[Start of Attachment]
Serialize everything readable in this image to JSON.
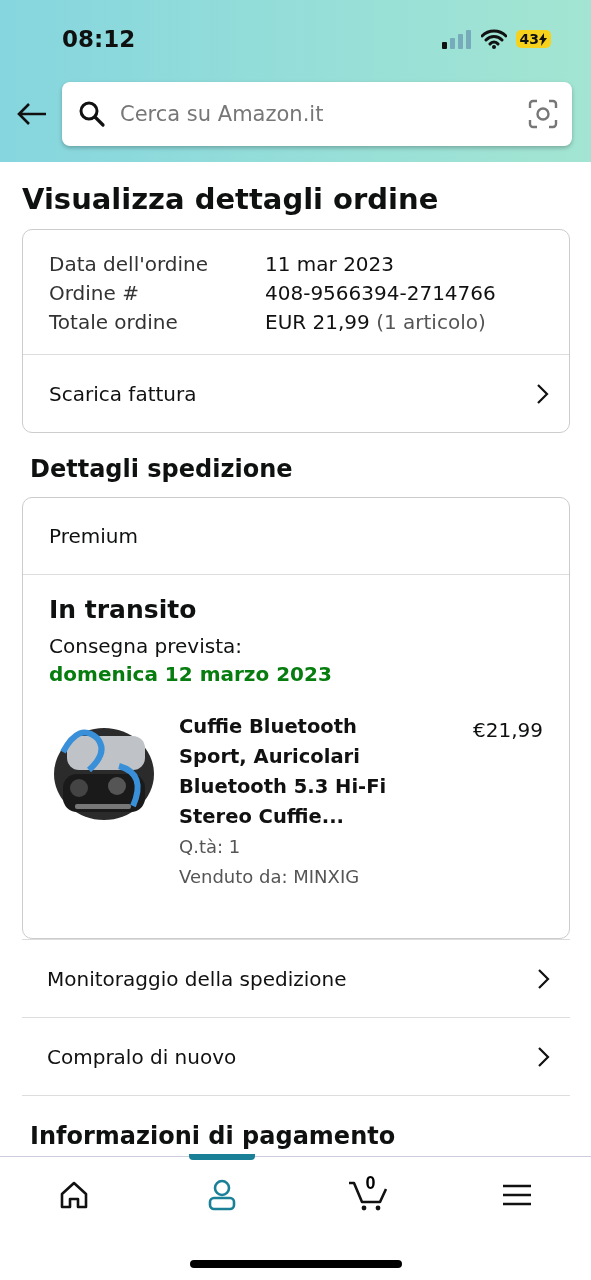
{
  "status_bar": {
    "time": "08:12",
    "battery": "43"
  },
  "search": {
    "placeholder": "Cerca su Amazon.it"
  },
  "title": "Visualizza dettagli ordine",
  "order_summary": {
    "rows": [
      {
        "label": "Data dell'ordine",
        "value": "11 mar 2023"
      },
      {
        "label": "Ordine #",
        "value": "408-9566394-2714766"
      },
      {
        "label": "Totale ordine",
        "value": "EUR 21,99",
        "note": "(1 articolo)"
      }
    ],
    "invoice_link": "Scarica fattura"
  },
  "shipment_heading": "Dettagli spedizione",
  "shipment": {
    "service": "Premium",
    "status": "In transito",
    "delivery_label": "Consegna prevista:",
    "delivery_date": "domenica 12 marzo 2023",
    "item": {
      "kind": "picture",
      "title": "Cuffie Bluetooth Sport, Auricolari Bluetooth 5.3 Hi-Fi Stereo Cuffie...",
      "price": "€21,99",
      "quantity": "Q.tà: 1",
      "seller": "Venduto da: MINXIG"
    }
  },
  "actions": [
    "Monitoraggio della spedizione",
    "Compralo di nuovo"
  ],
  "payment_heading": "Informazioni di pagamento",
  "tab_bar": [
    {
      "kind": "home",
      "selected": false
    },
    {
      "kind": "account",
      "selected": true
    },
    {
      "kind": "cart",
      "selected": false,
      "count": "0"
    },
    {
      "kind": "menu",
      "selected": false
    }
  ]
}
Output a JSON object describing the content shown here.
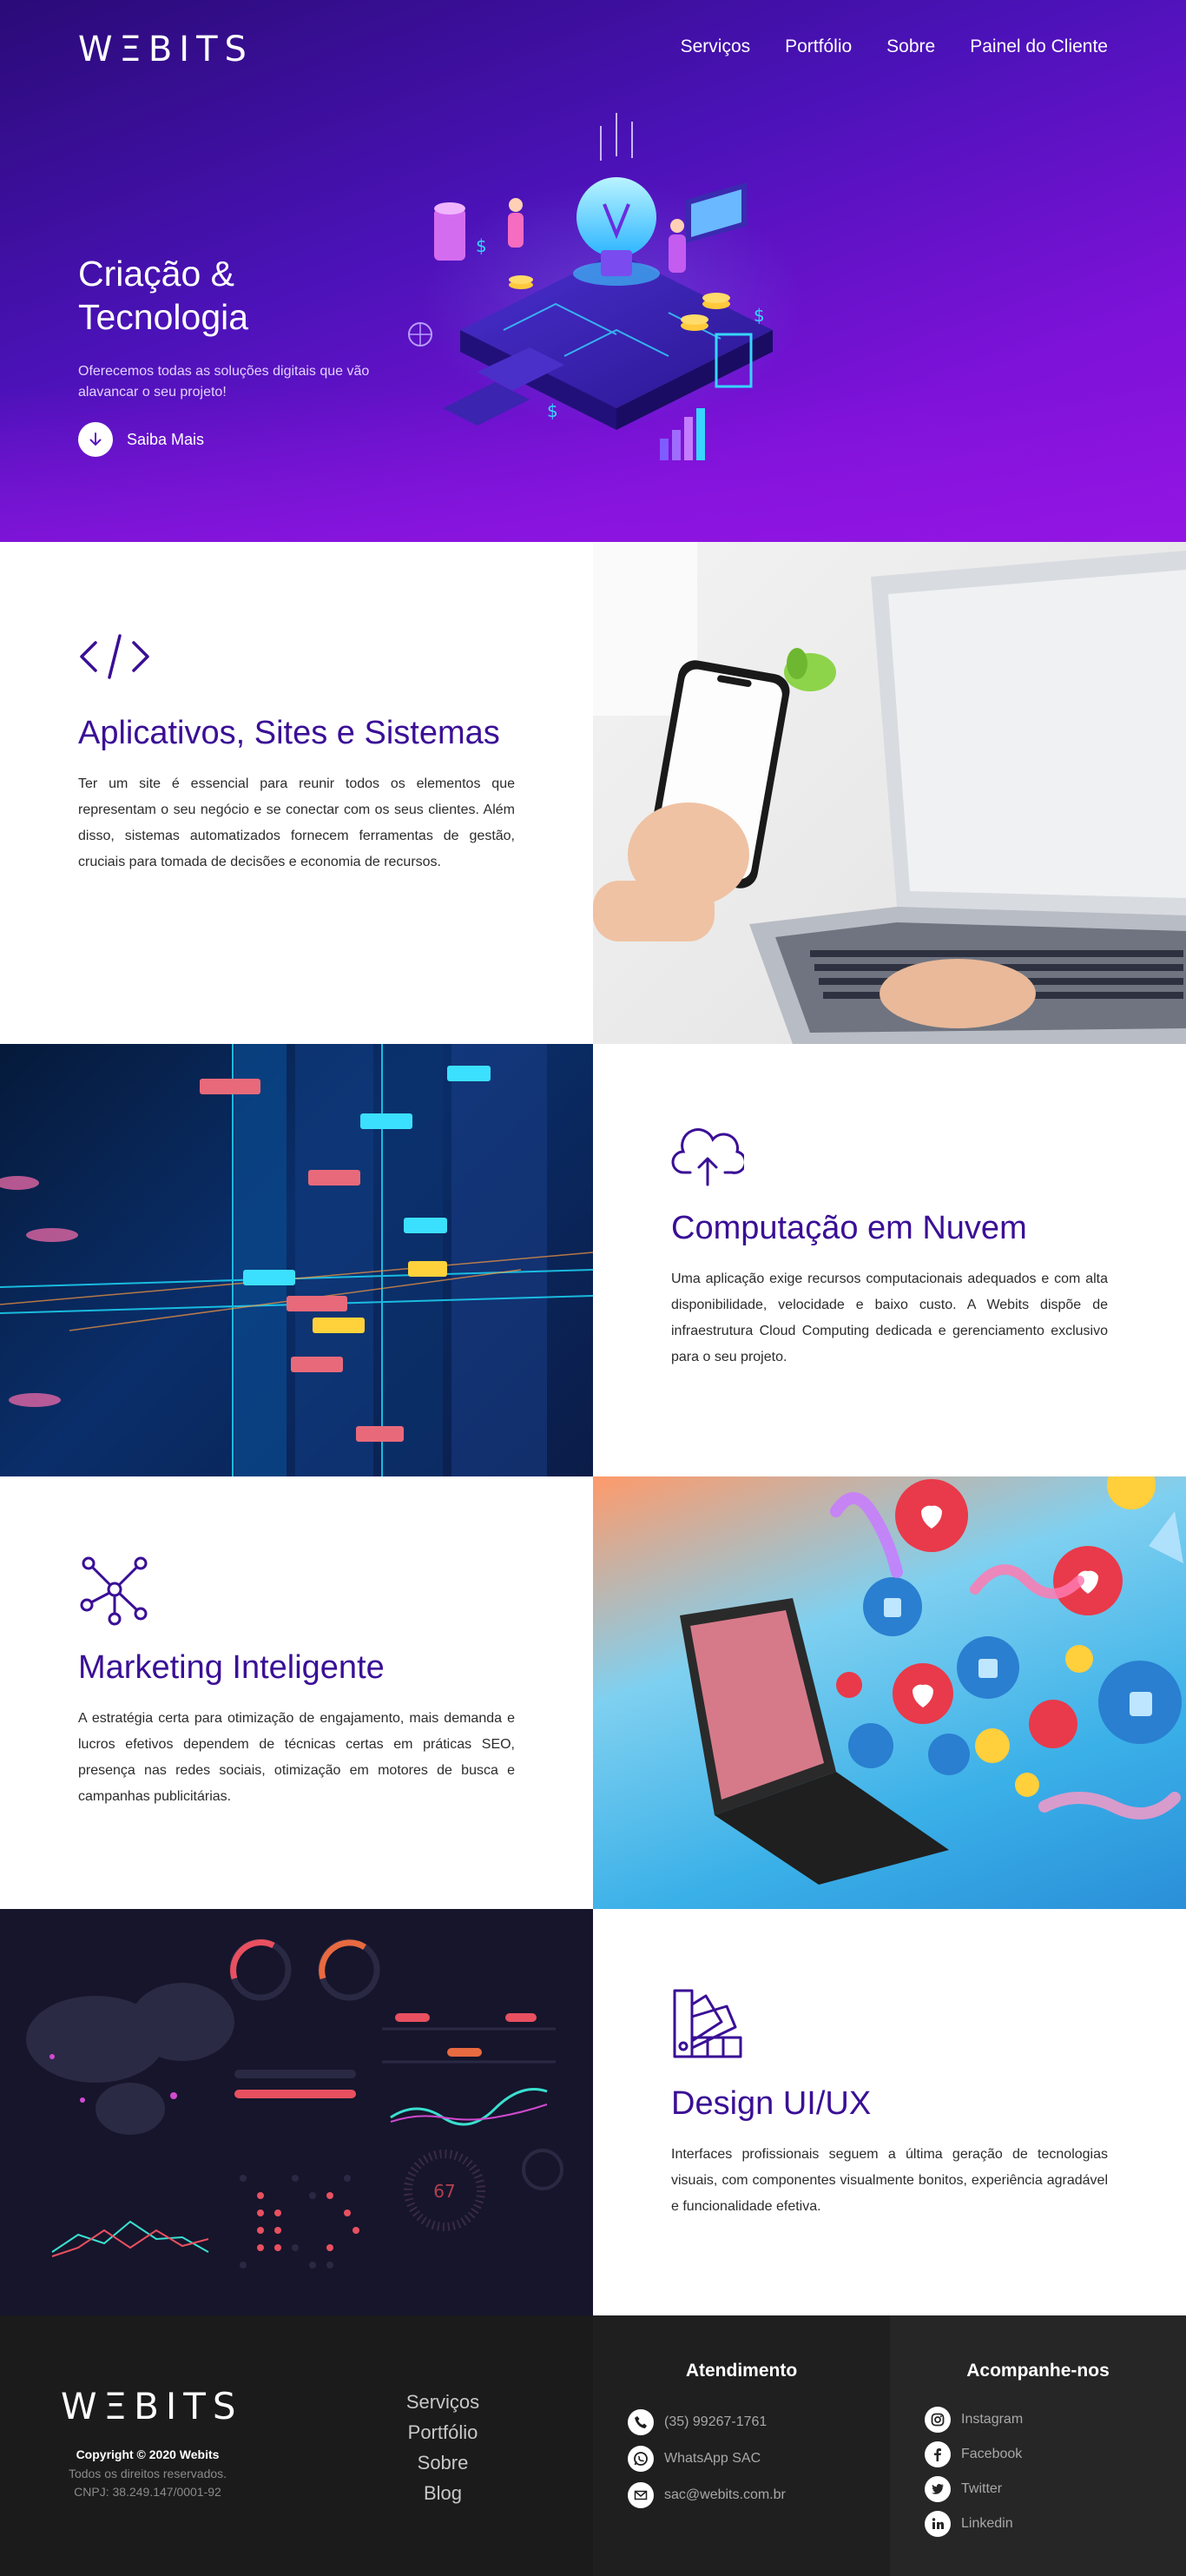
{
  "brand": {
    "logo": "WΞBITS"
  },
  "nav": {
    "items": [
      {
        "label": "Serviços"
      },
      {
        "label": "Portfólio"
      },
      {
        "label": "Sobre"
      },
      {
        "label": "Painel do Cliente"
      }
    ]
  },
  "hero": {
    "title": "Criação & Tecnologia",
    "subtitle": "Oferecemos todas as soluções digitais que vão alavancar o seu projeto!",
    "cta": "Saiba Mais"
  },
  "services": [
    {
      "icon": "code-icon",
      "title": "Aplicativos, Sites e Sistemas",
      "text": "Ter um site é essencial para reunir todos os elementos que representam o seu negócio e se conectar com os seus clientes. Além disso, sistemas automatizados fornecem ferramentas de gestão, cruciais para tomada de decisões e economia de recursos."
    },
    {
      "icon": "cloud-upload-icon",
      "title": "Computação em Nuvem",
      "text": "Uma aplicação exige recursos computacionais adequados e com alta disponibilidade, velocidade e baixo custo. A Webits dispõe de infraestrutura Cloud Computing dedicada e gerenciamento exclusivo para o seu projeto."
    },
    {
      "icon": "network-icon",
      "title": "Marketing Inteligente",
      "text": "A estratégia certa para otimização de engajamento, mais demanda e lucros efetivos dependem de técnicas certas em práticas SEO, presença nas redes sociais, otimização em motores de busca e campanhas publicitárias."
    },
    {
      "icon": "color-palette-icon",
      "title": "Design UI/UX",
      "text": "Interfaces profissionais seguem a última geração de tecnologias visuais, com componentes visualmente bonitos, experiência agradável e funcionalidade efetiva."
    }
  ],
  "dashboard_mock": {
    "gauge_value": "67"
  },
  "footer": {
    "logo": "WΞBITS",
    "copyright": "Copyright © 2020 Webits",
    "rights": "Todos os direitos reservados.",
    "cnpj": "CNPJ: 38.249.147/0001-92",
    "links": [
      "Serviços",
      "Portfólio",
      "Sobre",
      "Blog"
    ],
    "support": {
      "title": "Atendimento",
      "phone": "(35) 99267-1761",
      "whatsapp": "WhatsApp SAC",
      "email": "sac@webits.com.br"
    },
    "social": {
      "title": "Acompanhe-nos",
      "items": [
        "Instagram",
        "Facebook",
        "Twitter",
        "Linkedin"
      ]
    }
  },
  "colors": {
    "accent": "#3a0f96",
    "hero_start": "#2a0b78",
    "hero_end": "#8f14e0"
  }
}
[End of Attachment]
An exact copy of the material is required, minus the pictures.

Solved problem —
Serialize everything readable in this image to JSON.
{
  "status_bar": {
    "time": "08:12",
    "battery": "43"
  },
  "search": {
    "placeholder": "Cerca su Amazon.it"
  },
  "title": "Visualizza dettagli ordine",
  "order_summary": {
    "rows": [
      {
        "label": "Data dell'ordine",
        "value": "11 mar 2023"
      },
      {
        "label": "Ordine #",
        "value": "408-9566394-2714766"
      },
      {
        "label": "Totale ordine",
        "value": "EUR 21,99",
        "note": "(1 articolo)"
      }
    ],
    "invoice_link": "Scarica fattura"
  },
  "shipment_heading": "Dettagli spedizione",
  "shipment": {
    "service": "Premium",
    "status": "In transito",
    "delivery_label": "Consegna prevista:",
    "delivery_date": "domenica 12 marzo 2023",
    "item": {
      "kind": "picture",
      "title": "Cuffie Bluetooth Sport, Auricolari Bluetooth 5.3 Hi-Fi Stereo Cuffie...",
      "price": "€21,99",
      "quantity": "Q.tà: 1",
      "seller": "Venduto da: MINXIG"
    }
  },
  "actions": [
    "Monitoraggio della spedizione",
    "Compralo di nuovo"
  ],
  "payment_heading": "Informazioni di pagamento",
  "tab_bar": [
    {
      "kind": "home",
      "selected": false
    },
    {
      "kind": "account",
      "selected": true
    },
    {
      "kind": "cart",
      "selected": false,
      "count": "0"
    },
    {
      "kind": "menu",
      "selected": false
    }
  ]
}
Output a JSON object describing the content shown here.
{
  "brand": {
    "logo": "WΞBITS"
  },
  "nav": {
    "items": [
      {
        "label": "Serviços"
      },
      {
        "label": "Portfólio"
      },
      {
        "label": "Sobre"
      },
      {
        "label": "Painel do Cliente"
      }
    ]
  },
  "hero": {
    "title": "Criação & Tecnologia",
    "subtitle": "Oferecemos todas as soluções digitais que vão alavancar o seu projeto!",
    "cta": "Saiba Mais"
  },
  "services": [
    {
      "icon": "code-icon",
      "title": "Aplicativos, Sites e Sistemas",
      "text": "Ter um site é essencial para reunir todos os elementos que representam o seu negócio e se conectar com os seus clientes. Além disso, sistemas automatizados fornecem ferramentas de gestão, cruciais para tomada de decisões e economia de recursos."
    },
    {
      "icon": "cloud-upload-icon",
      "title": "Computação em Nuvem",
      "text": "Uma aplicação exige recursos computacionais adequados e com alta disponibilidade, velocidade e baixo custo. A Webits dispõe de infraestrutura Cloud Computing dedicada e gerenciamento exclusivo para o seu projeto."
    },
    {
      "icon": "network-icon",
      "title": "Marketing Inteligente",
      "text": "A estratégia certa para otimização de engajamento, mais demanda e lucros efetivos dependem de técnicas certas em práticas SEO, presença nas redes sociais, otimização em motores de busca e campanhas publicitárias."
    },
    {
      "icon": "color-palette-icon",
      "title": "Design UI/UX",
      "text": "Interfaces profissionais seguem a última geração de tecnologias visuais, com componentes visualmente bonitos, experiência agradável e funcionalidade efetiva."
    }
  ],
  "dashboard_mock": {
    "gauge_value": "67"
  },
  "footer": {
    "logo": "WΞBITS",
    "copyright": "Copyright © 2020 Webits",
    "rights": "Todos os direitos reservados.",
    "cnpj": "CNPJ: 38.249.147/0001-92",
    "links": [
      "Serviços",
      "Portfólio",
      "Sobre",
      "Blog"
    ],
    "support": {
      "title": "Atendimento",
      "phone": "(35) 99267-1761",
      "whatsapp": "WhatsApp SAC",
      "email": "sac@webits.com.br"
    },
    "social": {
      "title": "Acompanhe-nos",
      "items": [
        "Instagram",
        "Facebook",
        "Twitter",
        "Linkedin"
      ]
    }
  },
  "colors": {
    "accent": "#3a0f96",
    "hero_start": "#2a0b78",
    "hero_end": "#8f14e0"
  }
}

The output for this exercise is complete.